How do antidepressants trigger fear and anxiety?
More than 100 million people worldwide take selective serotonin reuptake inhibitors (SSRIs), such as Prozac and Zoloft, to treat depression, anxiety and related conditions, but these drugs have a common and mysterious side effect: they can worsen anxiety in the first few weeks of use, which leads many patients to stop treatment. Scientists at the University of North Carolina (UNC) School of Medicine have mapped out a serotonin-driven anxiety circuit that may explain this side effect and lead to treatments to eliminate it.
"The hope is that we'll be able to identify a drug that inhibits this circuit and that people could take for just the first few weeks of SSRI use to get over that hump," said senior investigator Thomas L. Kash, PhD, the John Andrews Distinguished Professor of Alcohol Studies in the UNC School of Medicine's department of pharmacology. "More generally, this finding gives us a deeper understanding of the brain networks that drive anxiety and fear behavior in mammals."
The new study, published in Nature, counters the popular view of serotonin as a neurotransmitter that promotes only good feelings. SSRIs, which are taken by about one in 10 people in the United States and about one in four women in their 40s and 50s, are thought to improve mood by boosting serotonin activity in the brain. There are brain circuits through which serotonin does seem to improve mood, and some studies have linked depression to abnormally low levels of serotonin. But the short-lived promotion of anxiety in many patients on SSRIs - even suicidal thinking, particularly in younger people - has long hinted that serotonin can have negative effects on mood, depending on the precise brain circuit where it acts.

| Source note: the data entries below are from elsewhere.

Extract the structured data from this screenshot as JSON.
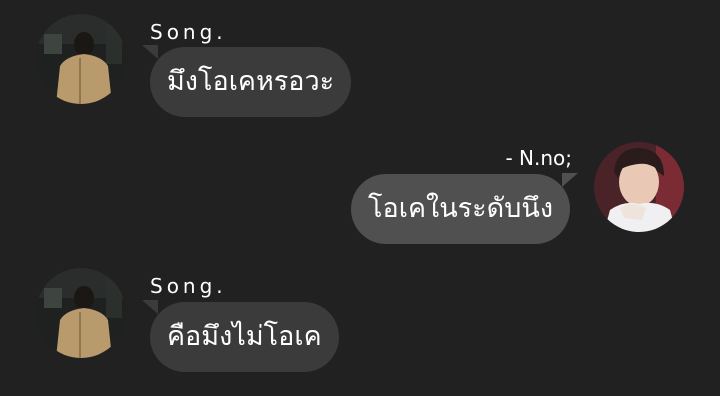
{
  "messages": [
    {
      "side": "left",
      "sender": "Song.",
      "text": "มึงโอเคหรอวะ"
    },
    {
      "side": "right",
      "sender": "- N.no;",
      "text": "โอเคในระดับนึง"
    },
    {
      "side": "left",
      "sender": "Song.",
      "text": "คือมึงไม่โอเค"
    }
  ],
  "colors": {
    "background": "#212121",
    "bubble_left": "#3b3b3b",
    "bubble_right": "#505050",
    "text": "#ffffff"
  }
}
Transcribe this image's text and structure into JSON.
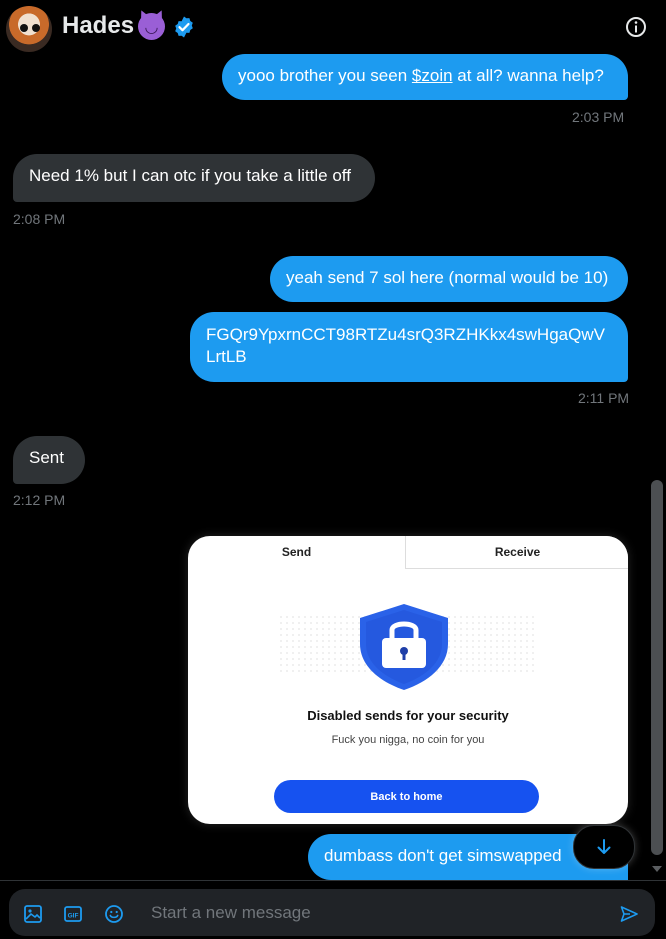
{
  "header": {
    "name": "Hades",
    "emoji": "😈"
  },
  "messages": [
    {
      "dir": "out",
      "text_pre": "yooo brother you seen ",
      "link": "$zoin",
      "text_post": " at all? wanna help?"
    },
    {
      "dir": "in",
      "text": "Need 1% but I can otc if you take a little off"
    },
    {
      "dir": "out",
      "text": "yeah send 7 sol here (normal would be 10)"
    },
    {
      "dir": "out",
      "text": "FGQr9YpxrnCCT98RTZu4srQ3RZHKkx4swHgaQwV LrtLB"
    },
    {
      "dir": "in",
      "text": "Sent"
    },
    {
      "dir": "out",
      "text": "dumbass don't get simswapped"
    }
  ],
  "timestamps": [
    "2:03 PM",
    "2:08 PM",
    "2:11 PM",
    "2:12 PM"
  ],
  "image": {
    "tab_send": "Send",
    "tab_receive": "Receive",
    "heading": "Disabled sends for your security",
    "subtext": "Fuck you nigga, no coin for you",
    "button": "Back to home"
  },
  "composer": {
    "placeholder": "Start a new message"
  },
  "colors": {
    "accent": "#1d9bf0",
    "incoming": "#2f3336",
    "background": "#000000",
    "wallet_blue": "#1652f0"
  },
  "icons": [
    "info-icon",
    "verified-badge-icon",
    "image-icon",
    "gif-icon",
    "emoji-icon",
    "send-icon",
    "arrow-down-icon"
  ]
}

In the Nature study, for which co-authors were UNC postdoctoral researcher Catherine A. Marcinkiewcz, PhD, and UNC graduate student Christopher M. Mazzone, the researchers used an array of sophisticated methods, including advanced optogenetic and chemogenetic tools, to trace a serotonin-activated pathway in the brains of mice, a pathway that drives anxious behavior.
The team first demonstrated that a mild shock to the paws of mice - a standard method for evoking fear and anxiety behaviors - activates serotonin-producing neurons in the dorsal raphe nucleus (DRN), a brainstem region known to be involved in mood and depression. These DRN serotonin neurons project to a brain region that is called the bed nucleus of the stria terminalis (BNST) and has been shown in previous studies to have a role in serotonin's negative mood effects in rodents. Artificially increasing the activity of the DRN-to-BNST neurons enhanced anxiety-like behaviors in the mice.
UNC scientists found that the serotonin output from the DRN neurons activates their target neurons in the BNST through a specific subset of serotonin receptors, known as 2C receptors. These serotonin-activated BNST neurons then tamp down the activity of another family of BNST neurons, which, in turn, project to the ventral tegmental area (VTA) and lateral hypothalamus (LH) - key nodes in the brain's reward, motivation and alertness networks.
The pathways from BNST to VTA and LH have been reported in previous studies to improve mood and relieve anxiety. Researchers confirmed that artificially driving the activity of these pathways has the effect of reducing foot-shock-induced fear and anxiety behaviors in the mice. By contrast, the silencing of these pathways by serotonin-activated BNST neurons effectively allows the anxiety level to rise.
Examining the impact of SSRIs, the scientists exposed 2C-receptor BNST neurons to fluoxetine (Prozac), which like other SSRIs gives a boost to serotonin levels wherever the neurotransmitter is at work. This turned out to increase the 2C-receptor neurons' inhibitory effect on the neighboring VTA- and LH-projecting neurons, worsening fear and anxiety behavior in mice.
How can this effect be blocked? Kash and his team observed that the anxiety-mediating BNST neurons expressed the stress-signaling molecule corticotropin releasing factor (CRF). When they added a compound to block CRF activity, they witnessed that fearful behaviors - which had been triggered by fluoxetine - were greatly reduced.
One of the next steps is to confirm that this serotonin-sensitive DRN-to-BNST anxiety circuit exists in humans as well. "It's logical that it would," Kash said, "since we know SSRIs can induce anxiety in people, and the pathways in these brain regions tend to be very similar in mice and humans."
Another next step will be to test drugs - ideally FDA-approved for various conditions - for their ability to alter this anxiety circuit and thereby block SSRIs' anxiety-inducing effect. In principle, a CRF-blocker might work. For years, pharmaceutical companies have been trying to develop CRF blockers to treat depression, anxiety and addiction. In practice, Kash said, CRF blockers haven't yet had success in clinical trials, so an FDA-approved one is probably still years away at least.
"Other researchers are working to develop better CRF-inhibiting compounds, so that's one potential direction to take, but there are others," Kash said. "We're now looking at the various proteins expressed by these BNST neurons, and we're hoping to identify a receptor that is already targeted by established drugs. One of them might be useful for people as they start taking SSRIs."